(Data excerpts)
____________

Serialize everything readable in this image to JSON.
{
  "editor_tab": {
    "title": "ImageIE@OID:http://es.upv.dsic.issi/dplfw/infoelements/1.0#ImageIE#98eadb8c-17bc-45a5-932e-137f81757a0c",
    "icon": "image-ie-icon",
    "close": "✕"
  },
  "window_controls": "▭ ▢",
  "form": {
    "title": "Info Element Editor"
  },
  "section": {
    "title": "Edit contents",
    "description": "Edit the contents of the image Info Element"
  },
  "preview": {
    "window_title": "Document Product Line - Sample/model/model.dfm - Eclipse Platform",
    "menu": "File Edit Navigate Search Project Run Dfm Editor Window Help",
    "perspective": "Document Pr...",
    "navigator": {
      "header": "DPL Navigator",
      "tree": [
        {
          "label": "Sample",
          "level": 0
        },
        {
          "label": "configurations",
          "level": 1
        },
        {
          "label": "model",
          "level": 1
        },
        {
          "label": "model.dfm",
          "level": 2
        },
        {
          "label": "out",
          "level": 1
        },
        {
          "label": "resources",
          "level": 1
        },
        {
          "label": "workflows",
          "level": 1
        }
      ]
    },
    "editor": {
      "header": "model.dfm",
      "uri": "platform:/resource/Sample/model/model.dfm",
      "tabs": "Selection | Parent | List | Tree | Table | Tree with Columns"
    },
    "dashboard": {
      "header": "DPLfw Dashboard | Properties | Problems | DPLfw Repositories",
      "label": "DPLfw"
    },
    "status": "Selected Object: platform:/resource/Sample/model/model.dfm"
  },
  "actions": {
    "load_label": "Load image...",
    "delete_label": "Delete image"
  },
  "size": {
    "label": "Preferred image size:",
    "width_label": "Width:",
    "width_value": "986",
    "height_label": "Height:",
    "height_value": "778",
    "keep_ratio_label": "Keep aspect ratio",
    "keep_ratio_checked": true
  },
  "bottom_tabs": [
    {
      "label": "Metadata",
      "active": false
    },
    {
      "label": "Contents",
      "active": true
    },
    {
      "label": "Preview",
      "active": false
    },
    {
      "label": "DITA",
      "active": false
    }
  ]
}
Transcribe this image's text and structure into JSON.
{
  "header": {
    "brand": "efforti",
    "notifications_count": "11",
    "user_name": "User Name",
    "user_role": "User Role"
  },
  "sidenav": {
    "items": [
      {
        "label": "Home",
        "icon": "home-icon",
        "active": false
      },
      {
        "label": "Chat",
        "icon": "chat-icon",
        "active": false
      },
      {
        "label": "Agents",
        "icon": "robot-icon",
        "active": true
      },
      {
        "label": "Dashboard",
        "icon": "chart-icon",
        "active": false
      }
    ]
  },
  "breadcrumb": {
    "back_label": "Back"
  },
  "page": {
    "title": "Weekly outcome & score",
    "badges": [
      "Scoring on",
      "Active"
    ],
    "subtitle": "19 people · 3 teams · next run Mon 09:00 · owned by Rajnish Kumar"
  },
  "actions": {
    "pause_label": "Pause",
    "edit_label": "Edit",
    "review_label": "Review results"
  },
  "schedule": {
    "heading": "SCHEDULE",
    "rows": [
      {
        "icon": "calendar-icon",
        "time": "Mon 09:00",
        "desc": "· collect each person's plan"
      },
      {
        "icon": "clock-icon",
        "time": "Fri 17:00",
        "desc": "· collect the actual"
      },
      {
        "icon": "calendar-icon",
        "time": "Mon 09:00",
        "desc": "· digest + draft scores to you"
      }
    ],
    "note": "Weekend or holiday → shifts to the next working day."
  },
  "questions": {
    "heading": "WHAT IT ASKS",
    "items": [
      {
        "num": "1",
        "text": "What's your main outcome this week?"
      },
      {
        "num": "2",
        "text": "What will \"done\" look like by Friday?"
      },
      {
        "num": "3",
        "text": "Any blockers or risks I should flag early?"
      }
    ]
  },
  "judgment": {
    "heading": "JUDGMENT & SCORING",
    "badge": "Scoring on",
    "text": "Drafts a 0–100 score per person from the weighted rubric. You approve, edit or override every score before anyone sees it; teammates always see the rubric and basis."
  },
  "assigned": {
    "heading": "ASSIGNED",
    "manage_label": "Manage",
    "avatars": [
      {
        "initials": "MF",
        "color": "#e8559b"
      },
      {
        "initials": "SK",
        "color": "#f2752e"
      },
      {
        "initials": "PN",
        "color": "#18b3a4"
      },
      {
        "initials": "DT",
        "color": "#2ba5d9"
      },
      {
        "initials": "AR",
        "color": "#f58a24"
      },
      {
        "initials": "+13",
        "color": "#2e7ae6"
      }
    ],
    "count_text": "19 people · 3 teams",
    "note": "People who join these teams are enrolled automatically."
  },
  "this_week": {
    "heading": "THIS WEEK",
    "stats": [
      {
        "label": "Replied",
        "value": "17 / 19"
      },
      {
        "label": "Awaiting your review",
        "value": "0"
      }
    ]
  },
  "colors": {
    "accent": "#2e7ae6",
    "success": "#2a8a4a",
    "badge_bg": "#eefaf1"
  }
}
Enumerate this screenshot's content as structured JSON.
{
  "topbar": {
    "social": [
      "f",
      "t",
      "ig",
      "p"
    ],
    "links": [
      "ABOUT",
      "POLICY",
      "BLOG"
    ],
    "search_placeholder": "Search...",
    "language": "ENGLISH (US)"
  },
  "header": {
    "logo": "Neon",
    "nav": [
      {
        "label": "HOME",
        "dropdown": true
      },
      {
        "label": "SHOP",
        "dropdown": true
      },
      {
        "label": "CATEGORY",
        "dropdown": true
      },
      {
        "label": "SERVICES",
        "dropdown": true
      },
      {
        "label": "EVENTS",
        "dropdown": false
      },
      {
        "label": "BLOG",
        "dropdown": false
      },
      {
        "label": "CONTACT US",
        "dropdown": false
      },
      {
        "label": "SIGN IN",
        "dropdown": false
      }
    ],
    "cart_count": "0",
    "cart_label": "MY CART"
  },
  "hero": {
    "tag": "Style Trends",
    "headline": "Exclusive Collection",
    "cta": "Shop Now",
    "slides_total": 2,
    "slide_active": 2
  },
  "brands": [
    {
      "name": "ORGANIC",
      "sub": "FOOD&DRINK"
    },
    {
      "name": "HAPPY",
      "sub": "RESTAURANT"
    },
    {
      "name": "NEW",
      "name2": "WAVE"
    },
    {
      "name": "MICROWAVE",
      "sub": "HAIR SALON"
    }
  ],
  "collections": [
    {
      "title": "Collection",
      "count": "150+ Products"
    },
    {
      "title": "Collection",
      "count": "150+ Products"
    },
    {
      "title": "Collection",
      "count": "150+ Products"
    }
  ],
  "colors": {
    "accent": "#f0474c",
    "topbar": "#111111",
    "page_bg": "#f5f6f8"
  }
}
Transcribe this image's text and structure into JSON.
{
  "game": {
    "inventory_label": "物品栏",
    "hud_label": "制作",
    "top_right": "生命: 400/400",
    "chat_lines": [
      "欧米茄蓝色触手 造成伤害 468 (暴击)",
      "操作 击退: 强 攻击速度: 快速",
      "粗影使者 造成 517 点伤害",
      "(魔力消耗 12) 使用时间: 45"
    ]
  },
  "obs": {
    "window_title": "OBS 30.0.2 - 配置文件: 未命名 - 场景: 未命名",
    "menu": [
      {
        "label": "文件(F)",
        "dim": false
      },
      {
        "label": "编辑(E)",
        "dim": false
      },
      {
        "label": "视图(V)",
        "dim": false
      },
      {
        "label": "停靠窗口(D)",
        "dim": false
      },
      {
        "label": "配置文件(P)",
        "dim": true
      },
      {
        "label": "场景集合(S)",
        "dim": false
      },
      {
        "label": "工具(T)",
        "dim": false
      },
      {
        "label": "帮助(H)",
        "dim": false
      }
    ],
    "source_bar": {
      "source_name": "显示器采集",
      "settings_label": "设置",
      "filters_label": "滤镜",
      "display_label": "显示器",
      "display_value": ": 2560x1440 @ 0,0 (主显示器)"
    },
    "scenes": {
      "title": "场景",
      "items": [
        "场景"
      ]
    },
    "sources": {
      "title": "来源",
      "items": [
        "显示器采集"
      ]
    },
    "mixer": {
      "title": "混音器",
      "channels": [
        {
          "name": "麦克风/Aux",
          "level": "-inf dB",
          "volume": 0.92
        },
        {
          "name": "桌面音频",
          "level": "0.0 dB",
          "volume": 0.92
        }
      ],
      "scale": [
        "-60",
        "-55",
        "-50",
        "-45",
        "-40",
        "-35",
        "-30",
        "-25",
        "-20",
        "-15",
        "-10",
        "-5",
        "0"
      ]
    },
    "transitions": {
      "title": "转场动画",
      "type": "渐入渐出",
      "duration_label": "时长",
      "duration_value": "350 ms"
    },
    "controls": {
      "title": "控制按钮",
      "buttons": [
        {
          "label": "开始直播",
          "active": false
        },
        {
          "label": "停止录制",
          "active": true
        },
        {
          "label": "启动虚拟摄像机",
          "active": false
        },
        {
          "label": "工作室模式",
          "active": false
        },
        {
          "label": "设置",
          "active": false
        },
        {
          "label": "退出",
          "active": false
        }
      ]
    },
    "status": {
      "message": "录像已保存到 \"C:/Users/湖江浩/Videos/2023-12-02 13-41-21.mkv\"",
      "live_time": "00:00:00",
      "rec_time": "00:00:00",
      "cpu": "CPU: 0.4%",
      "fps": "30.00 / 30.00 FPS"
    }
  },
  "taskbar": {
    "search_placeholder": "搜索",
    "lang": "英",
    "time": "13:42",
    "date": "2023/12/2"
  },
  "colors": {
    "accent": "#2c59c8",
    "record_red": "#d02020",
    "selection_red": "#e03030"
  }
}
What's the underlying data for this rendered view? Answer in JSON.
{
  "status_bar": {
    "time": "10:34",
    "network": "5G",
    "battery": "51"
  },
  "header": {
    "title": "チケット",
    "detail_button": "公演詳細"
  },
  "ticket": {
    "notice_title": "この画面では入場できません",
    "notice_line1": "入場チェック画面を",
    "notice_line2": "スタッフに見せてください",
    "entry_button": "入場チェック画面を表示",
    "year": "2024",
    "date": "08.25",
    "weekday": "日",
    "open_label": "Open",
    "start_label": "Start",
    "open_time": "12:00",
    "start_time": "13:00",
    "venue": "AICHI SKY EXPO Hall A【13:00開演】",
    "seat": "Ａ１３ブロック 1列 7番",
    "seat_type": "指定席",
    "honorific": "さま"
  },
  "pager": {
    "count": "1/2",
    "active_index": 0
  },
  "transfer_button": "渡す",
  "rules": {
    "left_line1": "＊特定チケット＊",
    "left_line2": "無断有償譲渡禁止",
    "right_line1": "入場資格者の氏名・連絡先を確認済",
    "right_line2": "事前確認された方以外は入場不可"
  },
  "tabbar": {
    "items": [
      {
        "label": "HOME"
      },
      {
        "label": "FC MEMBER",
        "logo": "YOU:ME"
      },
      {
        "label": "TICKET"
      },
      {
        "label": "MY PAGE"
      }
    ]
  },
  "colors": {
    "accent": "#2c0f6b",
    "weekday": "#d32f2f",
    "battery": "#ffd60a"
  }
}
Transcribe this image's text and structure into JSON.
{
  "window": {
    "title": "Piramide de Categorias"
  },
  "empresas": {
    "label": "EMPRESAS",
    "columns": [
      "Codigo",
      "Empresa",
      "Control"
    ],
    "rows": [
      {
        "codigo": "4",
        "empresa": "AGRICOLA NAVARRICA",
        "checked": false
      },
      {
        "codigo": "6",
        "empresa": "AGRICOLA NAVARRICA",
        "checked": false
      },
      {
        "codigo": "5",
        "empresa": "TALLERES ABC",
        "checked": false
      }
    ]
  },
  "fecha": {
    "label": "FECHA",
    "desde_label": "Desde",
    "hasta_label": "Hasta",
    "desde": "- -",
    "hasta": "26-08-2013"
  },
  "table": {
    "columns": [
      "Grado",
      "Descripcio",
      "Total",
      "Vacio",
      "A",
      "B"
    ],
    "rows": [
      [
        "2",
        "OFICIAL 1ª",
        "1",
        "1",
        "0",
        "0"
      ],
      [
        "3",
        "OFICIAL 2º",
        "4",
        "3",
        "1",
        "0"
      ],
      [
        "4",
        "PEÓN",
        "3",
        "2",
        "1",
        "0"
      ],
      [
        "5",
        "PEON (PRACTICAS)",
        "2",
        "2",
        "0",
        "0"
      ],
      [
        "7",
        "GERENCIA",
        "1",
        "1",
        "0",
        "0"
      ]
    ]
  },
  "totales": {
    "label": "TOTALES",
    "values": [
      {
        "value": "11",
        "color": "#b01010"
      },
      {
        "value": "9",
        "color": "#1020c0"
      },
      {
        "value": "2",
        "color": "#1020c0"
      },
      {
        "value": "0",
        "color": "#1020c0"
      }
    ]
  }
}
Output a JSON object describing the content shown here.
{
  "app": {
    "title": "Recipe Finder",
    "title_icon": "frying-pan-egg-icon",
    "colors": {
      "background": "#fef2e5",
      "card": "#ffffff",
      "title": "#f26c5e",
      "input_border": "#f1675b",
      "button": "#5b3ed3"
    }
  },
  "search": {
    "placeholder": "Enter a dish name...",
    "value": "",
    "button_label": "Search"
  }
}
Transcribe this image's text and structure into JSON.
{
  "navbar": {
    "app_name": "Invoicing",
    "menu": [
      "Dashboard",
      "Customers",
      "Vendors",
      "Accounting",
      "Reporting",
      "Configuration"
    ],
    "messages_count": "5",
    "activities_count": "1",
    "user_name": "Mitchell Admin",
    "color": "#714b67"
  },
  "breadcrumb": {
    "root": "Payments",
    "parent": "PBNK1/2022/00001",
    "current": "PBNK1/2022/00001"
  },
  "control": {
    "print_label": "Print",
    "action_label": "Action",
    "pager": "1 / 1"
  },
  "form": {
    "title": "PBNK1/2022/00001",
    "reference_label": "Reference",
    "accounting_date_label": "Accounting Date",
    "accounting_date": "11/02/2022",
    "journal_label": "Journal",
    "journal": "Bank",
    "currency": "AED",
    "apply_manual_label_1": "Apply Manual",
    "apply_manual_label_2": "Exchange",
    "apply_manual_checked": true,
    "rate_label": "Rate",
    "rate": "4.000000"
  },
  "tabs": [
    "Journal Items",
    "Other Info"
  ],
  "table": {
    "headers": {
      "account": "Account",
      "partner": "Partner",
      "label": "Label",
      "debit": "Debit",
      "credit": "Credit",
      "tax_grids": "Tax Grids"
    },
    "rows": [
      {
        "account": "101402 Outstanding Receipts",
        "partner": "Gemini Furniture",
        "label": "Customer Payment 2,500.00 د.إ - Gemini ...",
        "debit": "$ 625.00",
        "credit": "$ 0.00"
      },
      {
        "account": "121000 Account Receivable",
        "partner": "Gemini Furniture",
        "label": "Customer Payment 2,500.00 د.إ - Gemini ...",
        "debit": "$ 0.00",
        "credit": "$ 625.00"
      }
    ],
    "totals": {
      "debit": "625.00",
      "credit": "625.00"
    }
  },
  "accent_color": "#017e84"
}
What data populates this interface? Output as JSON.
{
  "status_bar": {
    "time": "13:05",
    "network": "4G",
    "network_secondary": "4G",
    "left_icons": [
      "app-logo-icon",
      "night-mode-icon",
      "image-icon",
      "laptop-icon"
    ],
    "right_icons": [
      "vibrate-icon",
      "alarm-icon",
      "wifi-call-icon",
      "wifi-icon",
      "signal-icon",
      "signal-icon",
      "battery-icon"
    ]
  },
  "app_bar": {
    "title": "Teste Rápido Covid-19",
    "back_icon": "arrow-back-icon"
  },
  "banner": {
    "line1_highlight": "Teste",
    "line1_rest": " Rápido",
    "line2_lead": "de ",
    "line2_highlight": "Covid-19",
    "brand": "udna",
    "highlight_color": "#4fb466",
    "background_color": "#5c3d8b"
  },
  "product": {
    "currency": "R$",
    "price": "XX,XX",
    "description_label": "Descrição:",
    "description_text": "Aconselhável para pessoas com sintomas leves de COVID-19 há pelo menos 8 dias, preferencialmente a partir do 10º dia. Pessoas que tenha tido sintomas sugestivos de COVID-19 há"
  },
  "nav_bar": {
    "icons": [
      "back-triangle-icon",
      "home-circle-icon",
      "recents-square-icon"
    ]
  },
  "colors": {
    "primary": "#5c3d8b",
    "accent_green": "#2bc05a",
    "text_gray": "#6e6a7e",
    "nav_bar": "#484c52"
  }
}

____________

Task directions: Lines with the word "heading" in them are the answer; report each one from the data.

Response:
    "heading": "SCHEDULE",
    "heading": "WHAT IT ASKS",
    "heading": "JUDGMENT & SCORING",
    "heading": "ASSIGNED",
    "heading": "THIS WEEK",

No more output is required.